Over the next three years I spent all my spare time in Denali's backcountry. I'd go as far as my two days off would allow, sometimes returning just in time to begin my shift as a seasonal park ranger. My outdoor skills improved along with my photography.

In the mid-1970's I began to explore and photograph other parts of Alaska. One of the most memorable experiences was a late winter ski trip through the Arctic National Wildlife Refuge in the northeast corner of the state. My two companions and I began our journey in the Eskimo village of Kaktovik on the Arctic coast. It was - 30 degrees Fahrenheit when we arrived. Over the next 19 days, we traveled over 180 miles across the windswept coastal plain and through the highest mountains of the Brooks Range. Our trip ended in the Athabascan Indian settlement of Arctic Village. We encountered arctic fox and musk oxen on the coastal plain and saw dall sheep and wolves in the mountains. Further south we saw bands of caribou and even a wolverine. The arctic wilderness is unique and I feel privileged to have been there.
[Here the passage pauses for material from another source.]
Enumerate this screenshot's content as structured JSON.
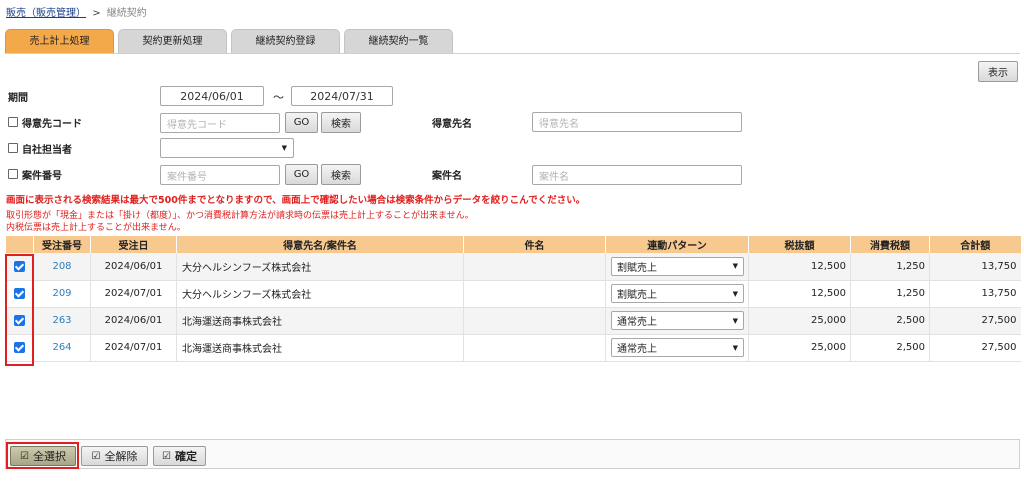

Another great memory occurred in the early 1980's when I received an assignment from National Geographic magazine to photograph grizzly bears in Katmai National Park. In a ten-week period I shot over 9,000 photos of all aspects of bear behavior. When my assistant and I left in late October, two feet of snow covered the ground and the bears were leaving for their winter dens.

I can also recall some wonderful times photographing whales in Southeast Alaska. They present a different challenge than land mammals since they are underwater most of the time. Humpbacks are my favorite whales because they display so much behavior on or near the surface of the water. Once I remember two humpback whales approaching our boat as we sat motionless in the water enjoying our lunch on a beautiful, calm sunny day. They lined up side-by-side near the bow and appeared to go to asleep. We watched them for over an hour and then for reasons beyond our comprehension, both whales rapidly cruised forward about 150 feet, dove beneath the water and then executed the most spectacular synchronized, double-breach I've ever seen. It all happened so fast, no one took pictures, but none of use will ever forget that day!

As I look back, it's that rare moment of experiencing - and maybe not even photographing - an extraordinary event that makes it all worthwhile. I've seen the aurora dance over the Alaska Range and eagles soaring with the wind. I've heard loons calling at Wonder Lake while Mt. McKinley took on a glow like melted pearl. I've heard grizzlies roaring in the night and the howl of a wolf break the white silence of winter. This is why I live in Alaska. It's not the picture but the memories gained in making them that provide the real reward.


Stock Photography

The business of stock photography involves licensing the rights to use photographic images that are already in existence for various publications ( books, print ads, magazines, websites, calendars, etc...)

Johnny Johnson’s nature photography is represented by two different stock photo agencies that sell rights to use his images worldwide.

You can view Johnny’s images on these online stock agencies at the links below:


Go to Getty Images.Com at the link above / at search box click on more search options / from the advanced search box click on drop box arrow that says keywords or image number / click on photographers / type in Johnny Johnson/ finally hit go


Go to AnimalsAnimals.Com at the link above / type in Johnny Johnson in the quick image search box on the home page.